You can use this feature as yet another way to back up your images. Once you’ve made your image selections, create Smart Previews of all of the images you want to keep. Not only does this allow you to edit them without the source file (which is very convenient for laptop users), but it also allows you to export images if something ever happens to the source files. As long as you have access to your Lightroom catalog, you have access to your images. Of course, the maximum image size will be smaller than what you could possibly export from the original file, but a smaller image is better than no image at all!
Upload JPEGs To Online Storage
The final step in keeping your images safe is something you probably already do, but it’s worth mentioning just in case. Once you’re done with your editing process and you have a bunch of finished images, export them as high-res JPEGs and upload them to some form of cloud storage. Regardless of how many backups you have at home, there is always the risk of losing everything due to theft, fire, flood, or some other type of disaster. Putting a copy of your images in the cloud will give you an archive of your images in an offsite location with a significant amount of redundancy, which should protect them from any type of disaster or drive failure.
You might choose to use an automated online backup system that allows you to upload RAW files such as Backblaze or Carbonite. While backing up your RAW files in the cloud is ideal, it’s also costly and time consuming. Fortunately, everyone should have access to some type of online storage for their library of JPEGs. If you’re an Amazon Prime subscriber, you automatically have unlimited free storage for JPEG images. If free is more your style, you can create a Flickr account and have access to 1TB of image storage space. Unfortunately, automating your uploads to some of these free services can be difficult (or impossible), so chances are you’ll have to force yourself to stick to a regular upload schedule to make sure your images are always backed up. If you’re a Lightroom user though, there are publish services that allow you to export and upload directly to certain online accounts such as Flickr.
All of these practices are not just theory to me. I’ve learned over the years just how important it is to take steps to prevent image loss. There have been many close calls, but fortunately I’ve never lost a single image. How close, you may ask? I once was standing on a small bridge while swapping out SD cards. I dropped the full SD card, which happened to slip between the boards of the bridge and into the stream below. Fortunately, I was backing up my images as I shot, so I had an extra copy of everything on the card that was still in my camera. Another time, I was traveling and somehow lost my entire wallet full of memory cards. Fortunately, I had everything backed up on a hard drive, so no images were lost. Of course, I’ve also experienced the inevitable hard drive crash, but I’ve always had current backups of all of my images.

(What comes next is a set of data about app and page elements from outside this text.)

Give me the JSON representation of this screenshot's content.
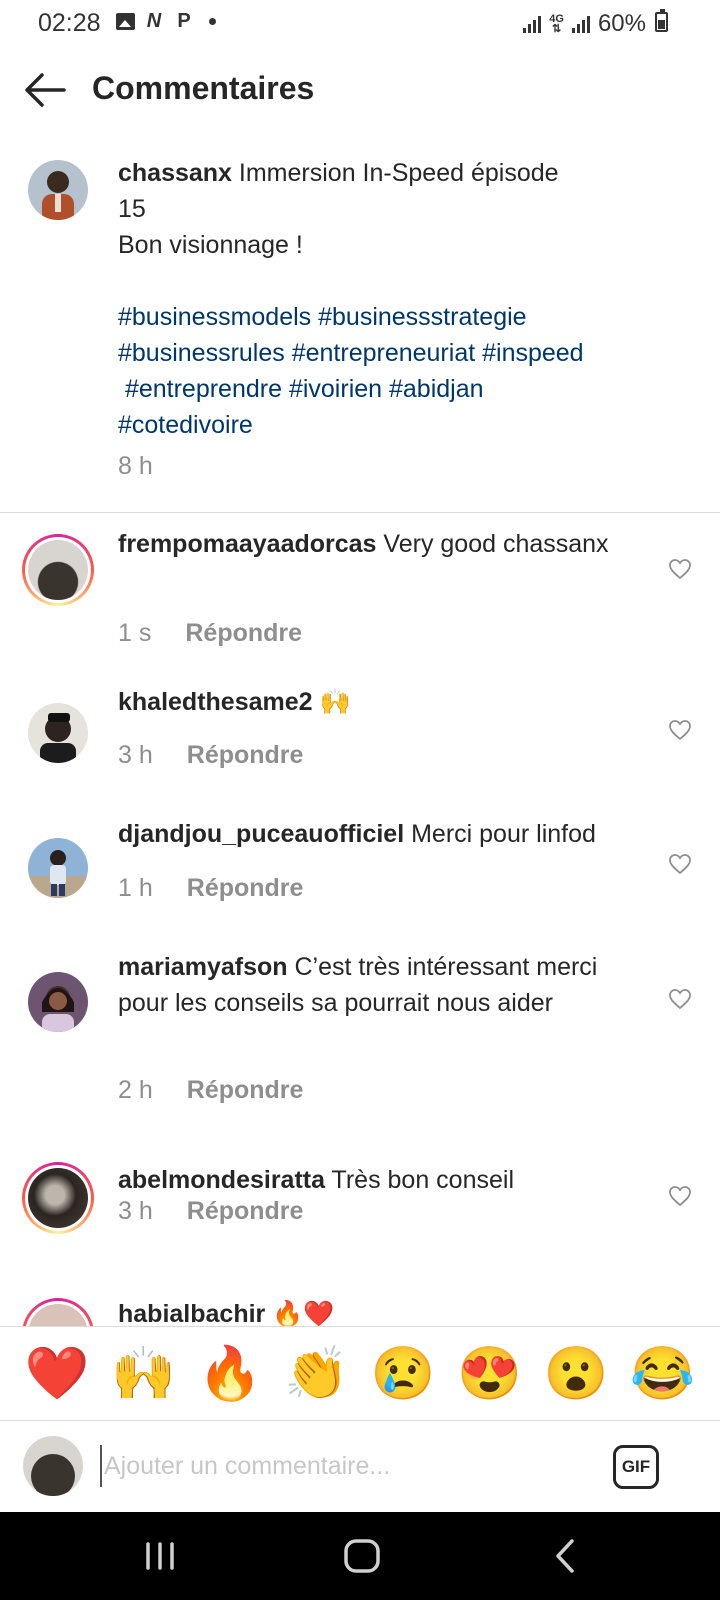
{
  "status_bar": {
    "time": "02:28",
    "battery": "60%"
  },
  "header": {
    "title": "Commentaires"
  },
  "caption": {
    "username": "chassanx",
    "text_line1": " Immersion In-Speed  épisode",
    "text_line2": "15",
    "text_line3": "Bon visionnage !",
    "hashtags_line1": "#businessmodels #businessstrategie",
    "hashtags_line2": "#businessrules #entrepreneuriat #inspeed",
    "hashtags_line3": " #entreprendre #ivoirien #abidjan",
    "hashtags_line4": "#cotedivoire",
    "time": "8 h"
  },
  "reply_label": "Répondre",
  "comments": [
    {
      "username": "frempomaayaadorcas",
      "text": " Very good chassanx",
      "time": "1 s"
    },
    {
      "username": "khaledthesame2",
      "text": " 🙌",
      "time": "3 h"
    },
    {
      "username": "djandjou_puceauofficiel",
      "text": " Merci pour linfod",
      "time": "1 h"
    },
    {
      "username": "mariamyafson",
      "text": " C’est très intéressant merci pour les conseils sa pourrait nous aider",
      "time": "2 h"
    },
    {
      "username": "abelmondesiratta",
      "text": " Très bon conseil",
      "time": "3 h"
    },
    {
      "username": "habialbachir",
      "text": " 🔥❤️"
    }
  ],
  "emoji_bar": [
    "❤️",
    "🙌",
    "🔥",
    "👏",
    "😢",
    "😍",
    "😮",
    "😂"
  ],
  "input": {
    "placeholder": "Ajouter un commentaire...",
    "gif_label": "GIF"
  },
  "colors": {
    "hashtag": "#00376b",
    "secondary_text": "#8e8e8e",
    "divider": "#dbdbdb"
  }
}
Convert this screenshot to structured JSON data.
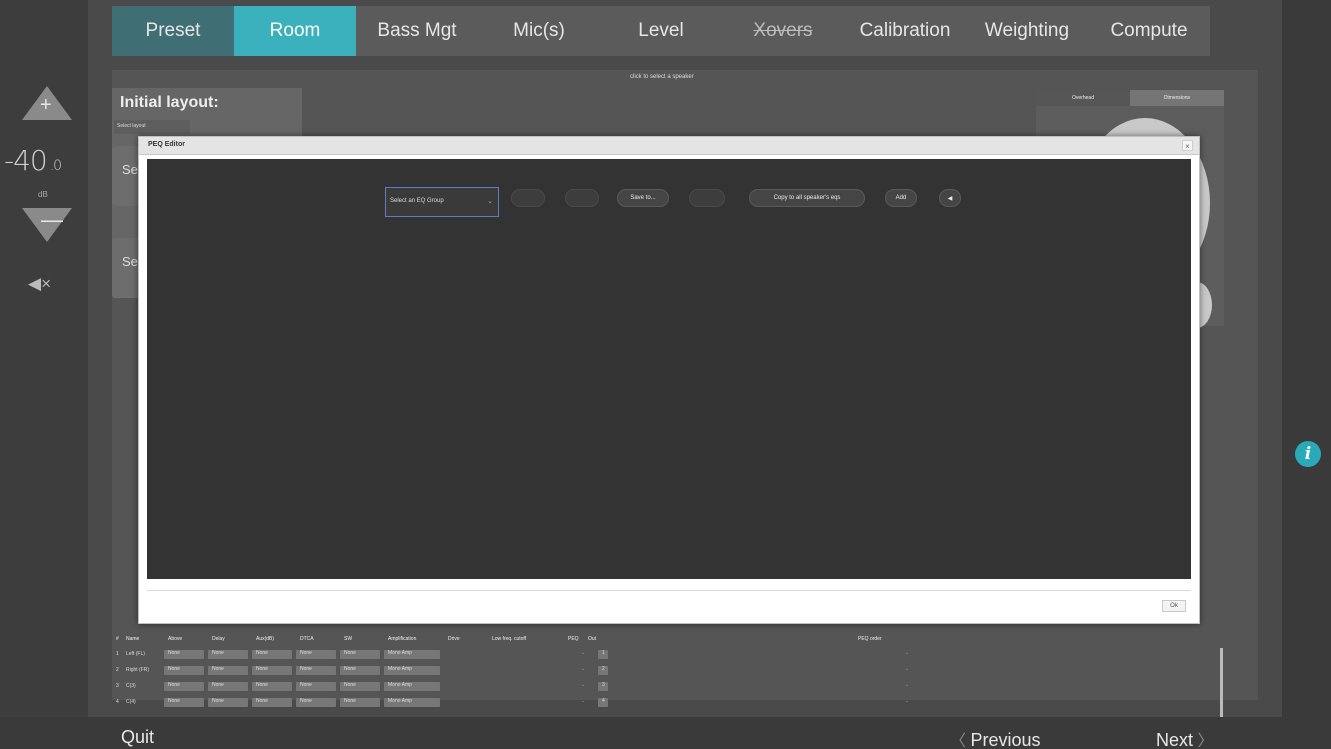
{
  "tabs": [
    {
      "label": "Preset"
    },
    {
      "label": "Room"
    },
    {
      "label": "Bass Mgt"
    },
    {
      "label": "Mic(s)"
    },
    {
      "label": "Level"
    },
    {
      "label": "Xovers"
    },
    {
      "label": "Calibration"
    },
    {
      "label": "Weighting"
    },
    {
      "label": "Compute"
    }
  ],
  "active_tab": "Room",
  "volume": {
    "value": "-40",
    "decimal": ".0",
    "unit": "dB",
    "up_icon": "plus-icon",
    "down_icon": "minus-icon",
    "mute_icon": "speaker-mute-icon"
  },
  "room": {
    "hint": "click to select a speaker",
    "initial_layout_title": "Initial layout:",
    "select_layout": "Select layout",
    "side_btn_1": "Se",
    "side_btn_2": "Se",
    "view_toggle": [
      "Overhead",
      "Dimensions"
    ]
  },
  "modal": {
    "title": "PEQ Editor",
    "close_label": "×",
    "select_placeholder": "Select an EQ Group",
    "buttons": {
      "save": "Save to...",
      "copy_all": "Copy to all speaker's eqs",
      "add": "Add",
      "speaker": "◀"
    },
    "ok_label": "Ok"
  },
  "table": {
    "headers": [
      "#",
      "Name",
      "Above",
      "Delay",
      "Aux(dB)",
      "DTCA",
      "SW",
      "Amplification",
      "Drive",
      "Low freq. cutoff",
      "PEQ",
      "Out"
    ],
    "peq_header": "PEQ order",
    "rows": [
      {
        "n": "1",
        "name": "Left (FL)",
        "above": "None",
        "delay": "None",
        "aux": "None",
        "dtca": "None",
        "sw": "None",
        "amp": "Mono Amp",
        "out": "1"
      },
      {
        "n": "2",
        "name": "Right (FR)",
        "above": "None",
        "delay": "None",
        "aux": "None",
        "dtca": "None",
        "sw": "None",
        "amp": "Mono Amp",
        "out": "2"
      },
      {
        "n": "3",
        "name": "C(3)",
        "above": "None",
        "delay": "None",
        "aux": "None",
        "dtca": "None",
        "sw": "None",
        "amp": "Mono Amp",
        "out": "3"
      },
      {
        "n": "4",
        "name": "C(4)",
        "above": "None",
        "delay": "None",
        "aux": "None",
        "dtca": "None",
        "sw": "None",
        "amp": "Mono Amp",
        "out": "4"
      }
    ]
  },
  "footer": {
    "quit": "Quit",
    "previous": "Previous",
    "next": "Next"
  },
  "info_icon": "info-icon",
  "colors": {
    "accent": "#3ab1bd",
    "preset_tab": "#3f6f74",
    "background": "#3a3a3a",
    "modal_canvas": "#333333"
  }
}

As a photographer, protecting the images that you create should be one of your highest priorities. There are a few easy steps you can take to do this. You can start by backing everything up in-camera by writing to both memory cards at the same time. Once you’re done shooting, take one of the memory cards out of the camera and put it in your pocket. As soon as you get home, back up your images immediately. If you edit your photos in Lightroom, create Smart Previews of the images you select to edit. Finally, once your images are edited, export and upload JPEGs to some form of online storage. Taking these simple steps will greatly help to prevent image loss across all stages of your workflow.